It is illegal to sell tobacco products to any person under the age of 18, even if they are for someone else, including their parents.
Tobacco products include cigarettes, cigarette papers and cigars.
Cigarettes must be sold in their original packaging and packs should not be opened and cigarettes sold individually.
Traders who sell cigarettes and other tobacco products to people under the age of 18 could be prosecuted and face fines up to £2,500. The maximum fine for selling loose cigarettes or not displaying the required notice is £1000.
You must display this statutory notice next to tobacco products: IT IS ILLEGAL TO SELL TOBACCO PRODUCTS TO ANYONE UNDER THE AGE OF 18.
Selling cigarette vending machines
The sale of tobacco from vending machines has been banned in England, with anyone caught selling cigarettes in machines facing a fine of £2,500.
Changes to the law that come into full effect on 20th May 2017.
The changes cover a range of issues with the intention of cutting smoking prevalence rates and deterring take-up by young people.
- Plain packs - all cigarettes and hand rolling tobacco must be sold in standardised plain packaging with bigger health warnings.

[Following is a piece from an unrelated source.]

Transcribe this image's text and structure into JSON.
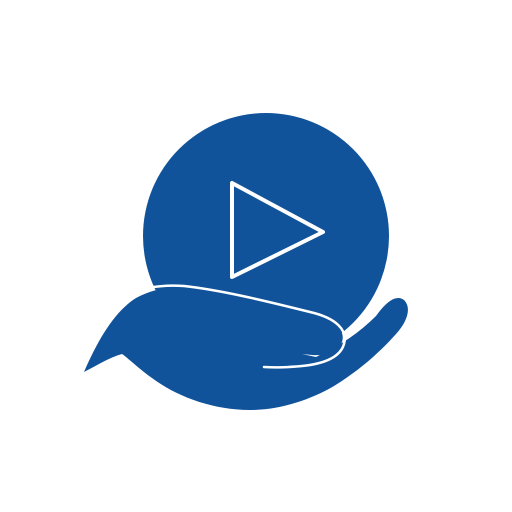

The new packaging is described as being 'muddy green' - apparently research has shown it to be the world's ugliest colour
- Pack sizes - 10 packs are banned, the minimum pack size of cigarettes will be 20. With changes to excise duty rates this means a minimum price of £8.82. The smallest hand rolling tobacco pack will be 30 grammes
- Flavours - cigarettes and tobacco with flavourings are banned, apart from menthol which is permitted until 2020
The new rules come on top of existing tobacco control legislation, which Trading Standards officers already enforce, such as bans on advertising, sales of single cigarettes, sales to children under 18 and the display of tobacco products in shops.
Retailers have had one year to sell through old stock with that period ending on 19th May. Any retailers convicted of breaking the law could be fined, or even face imprisonment, or both. However prosecution is always the last resort for Trading Standards who will be working with businesses across London to ensure the new rules are complied with.